EXERCISE: Scan the entries for "FUEL". Every line that holds it is to be copied.

** Opening SOURCE MATERIAL block **

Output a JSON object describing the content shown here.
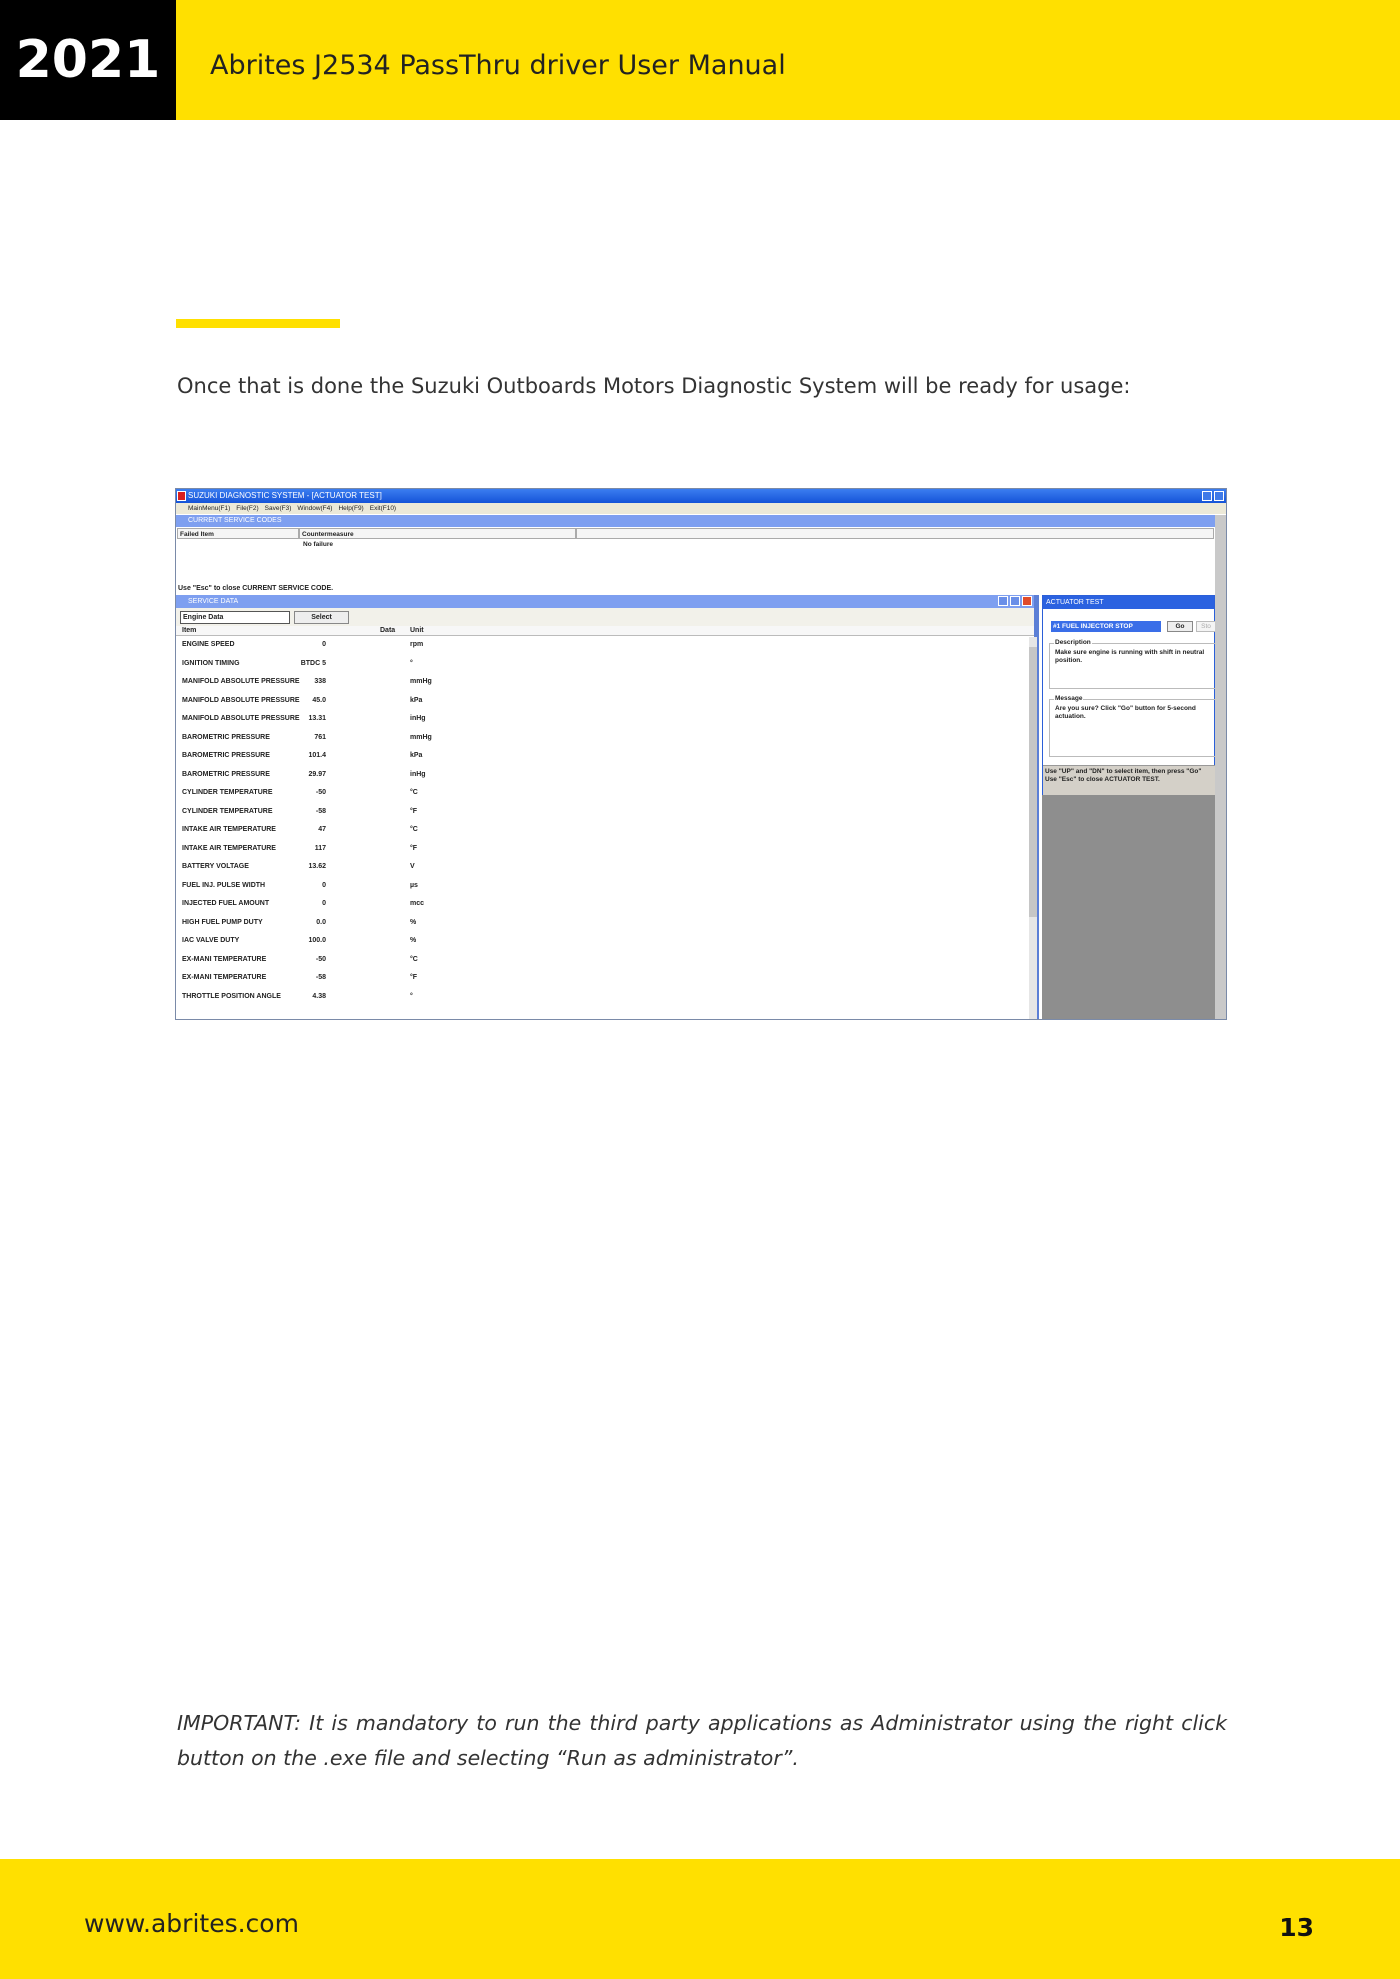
{
  "header": {
    "year": "2021",
    "title": "Abrites J2534 PassThru driver User Manual"
  },
  "intro_text": "Once that is done the Suzuki Outboards Motors Diagnostic System will be ready for usage:",
  "screenshot": {
    "window_title": "SUZUKI DIAGNOSTIC SYSTEM - [ACTUATOR TEST]",
    "menu": [
      "MainMenu(F1)",
      "File(F2)",
      "Save(F3)",
      "Window(F4)",
      "Help(F9)",
      "Exit(F10)"
    ],
    "current_service_codes": {
      "title": "CURRENT SERVICE CODES",
      "col_failed": "Failed Item",
      "col_counter": "Countermeasure",
      "value": "No failure",
      "footer": "Use \"Esc\" to close CURRENT SERVICE CODE."
    },
    "service_data": {
      "title": "SERVICE DATA",
      "select_value": "Engine Data",
      "select_button": "Select",
      "col_item": "Item",
      "col_data": "Data",
      "col_unit": "Unit",
      "rows": [
        {
          "item": "ENGINE SPEED",
          "data": "0",
          "unit": "rpm"
        },
        {
          "item": "IGNITION TIMING",
          "data": "BTDC 5",
          "unit": "°"
        },
        {
          "item": "MANIFOLD ABSOLUTE PRESSURE",
          "data": "338",
          "unit": "mmHg"
        },
        {
          "item": "MANIFOLD ABSOLUTE PRESSURE",
          "data": "45.0",
          "unit": "kPa"
        },
        {
          "item": "MANIFOLD ABSOLUTE PRESSURE",
          "data": "13.31",
          "unit": "inHg"
        },
        {
          "item": "BAROMETRIC PRESSURE",
          "data": "761",
          "unit": "mmHg"
        },
        {
          "item": "BAROMETRIC PRESSURE",
          "data": "101.4",
          "unit": "kPa"
        },
        {
          "item": "BAROMETRIC PRESSURE",
          "data": "29.97",
          "unit": "inHg"
        },
        {
          "item": "CYLINDER TEMPERATURE",
          "data": "-50",
          "unit": "°C"
        },
        {
          "item": "CYLINDER TEMPERATURE",
          "data": "-58",
          "unit": "°F"
        },
        {
          "item": "INTAKE AIR TEMPERATURE",
          "data": "47",
          "unit": "°C"
        },
        {
          "item": "INTAKE AIR TEMPERATURE",
          "data": "117",
          "unit": "°F"
        },
        {
          "item": "BATTERY VOLTAGE",
          "data": "13.62",
          "unit": "V"
        },
        {
          "item": "FUEL INJ. PULSE WIDTH",
          "data": "0",
          "unit": "µs"
        },
        {
          "item": "INJECTED FUEL AMOUNT",
          "data": "0",
          "unit": "mcc"
        },
        {
          "item": "HIGH FUEL PUMP DUTY",
          "data": "0.0",
          "unit": "%"
        },
        {
          "item": "IAC VALVE DUTY",
          "data": "100.0",
          "unit": "%"
        },
        {
          "item": "EX-MANI TEMPERATURE",
          "data": "-50",
          "unit": "°C"
        },
        {
          "item": "EX-MANI TEMPERATURE",
          "data": "-58",
          "unit": "°F"
        },
        {
          "item": "THROTTLE POSITION ANGLE",
          "data": "4.38",
          "unit": "°"
        }
      ]
    },
    "actuator_test": {
      "title": "ACTUATOR TEST",
      "select_value": "#1 FUEL INJECTOR STOP",
      "go_button": "Go",
      "stop_button": "Sto",
      "description_label": "Description",
      "description_text": "Make sure engine is running with shift in neutral position.",
      "message_label": "Message",
      "message_text": "Are you sure? Click \"Go\" button for 5-second actuation.",
      "footer_line1": "Use \"UP\" and \"DN\" to select item, then press \"Go\"",
      "footer_line2": "Use \"Esc\" to close ACTUATOR TEST."
    }
  },
  "important_text": "IMPORTANT: It is mandatory to run the third party applications as Administrator using the right click button on the .exe file and selecting “Run as administrator”.",
  "footer": {
    "url": "www.abrites.com",
    "page": "13"
  },
  "colors": {
    "brand_yellow": "#ffe000",
    "black": "#000000"
  }
}
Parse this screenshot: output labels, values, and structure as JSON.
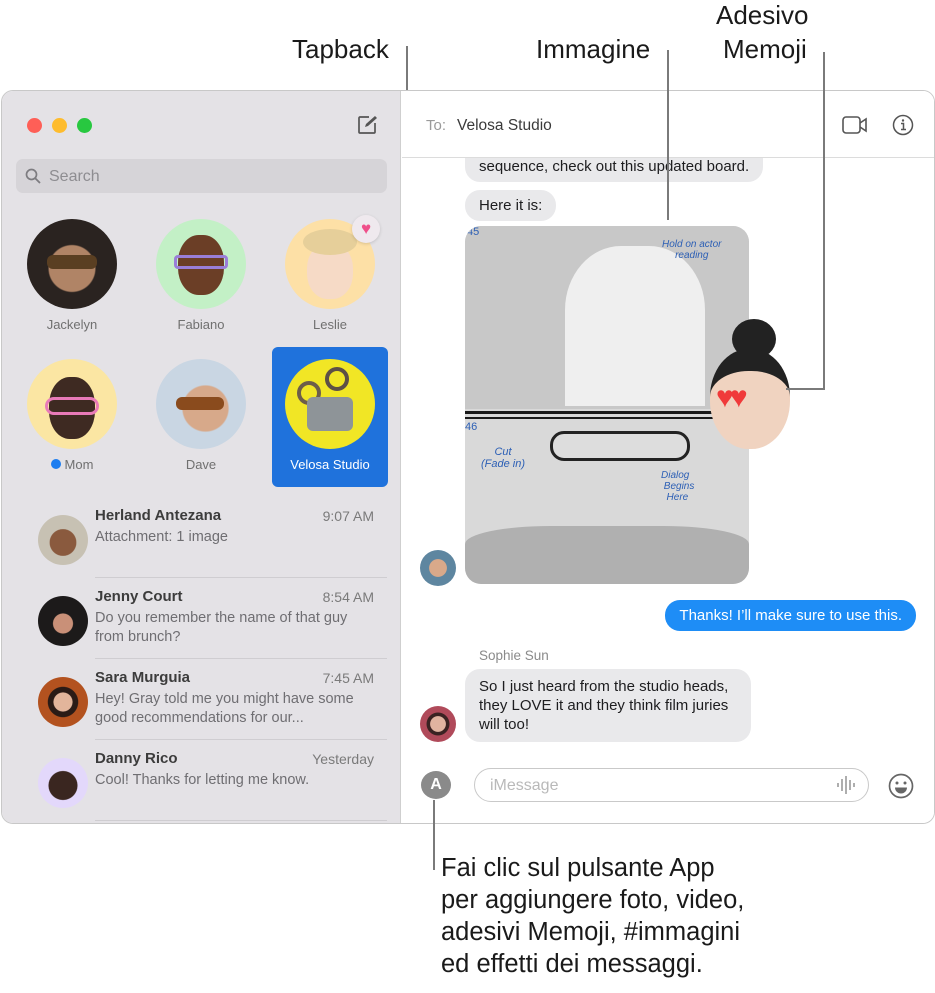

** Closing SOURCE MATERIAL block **

EXPECTED OUTPUT:
          "item": "FUEL INJ. PULSE WIDTH",
          "item": "INJECTED FUEL AMOUNT",
          "item": "HIGH FUEL PUMP DUTY",
      "select_value": "#1 FUEL INJECTOR STOP",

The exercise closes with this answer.